### Excerpts from a dataset
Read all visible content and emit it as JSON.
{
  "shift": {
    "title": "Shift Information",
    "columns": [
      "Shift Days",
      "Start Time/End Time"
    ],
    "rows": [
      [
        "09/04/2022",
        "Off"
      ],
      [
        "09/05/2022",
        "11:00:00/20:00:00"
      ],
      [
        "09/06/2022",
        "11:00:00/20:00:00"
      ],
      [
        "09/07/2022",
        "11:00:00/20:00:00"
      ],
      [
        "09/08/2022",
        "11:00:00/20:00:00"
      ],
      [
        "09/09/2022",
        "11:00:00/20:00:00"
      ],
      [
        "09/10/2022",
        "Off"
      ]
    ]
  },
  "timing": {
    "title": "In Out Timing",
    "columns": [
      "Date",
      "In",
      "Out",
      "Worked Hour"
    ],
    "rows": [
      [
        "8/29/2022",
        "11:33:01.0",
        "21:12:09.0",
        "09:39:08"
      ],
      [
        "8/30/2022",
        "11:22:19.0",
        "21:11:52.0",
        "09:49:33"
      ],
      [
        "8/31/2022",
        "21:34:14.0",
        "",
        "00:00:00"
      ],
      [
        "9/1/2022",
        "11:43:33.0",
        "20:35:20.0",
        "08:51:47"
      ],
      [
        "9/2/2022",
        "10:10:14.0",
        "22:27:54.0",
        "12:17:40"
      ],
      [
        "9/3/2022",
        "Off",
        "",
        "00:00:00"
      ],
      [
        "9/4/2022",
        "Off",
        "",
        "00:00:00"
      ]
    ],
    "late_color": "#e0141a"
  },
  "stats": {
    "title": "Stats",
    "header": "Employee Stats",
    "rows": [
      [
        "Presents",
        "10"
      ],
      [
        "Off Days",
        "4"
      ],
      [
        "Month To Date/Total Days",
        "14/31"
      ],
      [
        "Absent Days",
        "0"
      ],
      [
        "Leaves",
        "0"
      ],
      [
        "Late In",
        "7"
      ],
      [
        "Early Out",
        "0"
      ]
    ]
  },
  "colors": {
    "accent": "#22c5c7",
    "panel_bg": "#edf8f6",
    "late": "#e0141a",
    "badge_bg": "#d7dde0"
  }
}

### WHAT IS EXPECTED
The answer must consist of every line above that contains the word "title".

### WRITTEN RESPONSE
    "title": "Shift Information",
    "title": "In Out Timing",
    "title": "Stats",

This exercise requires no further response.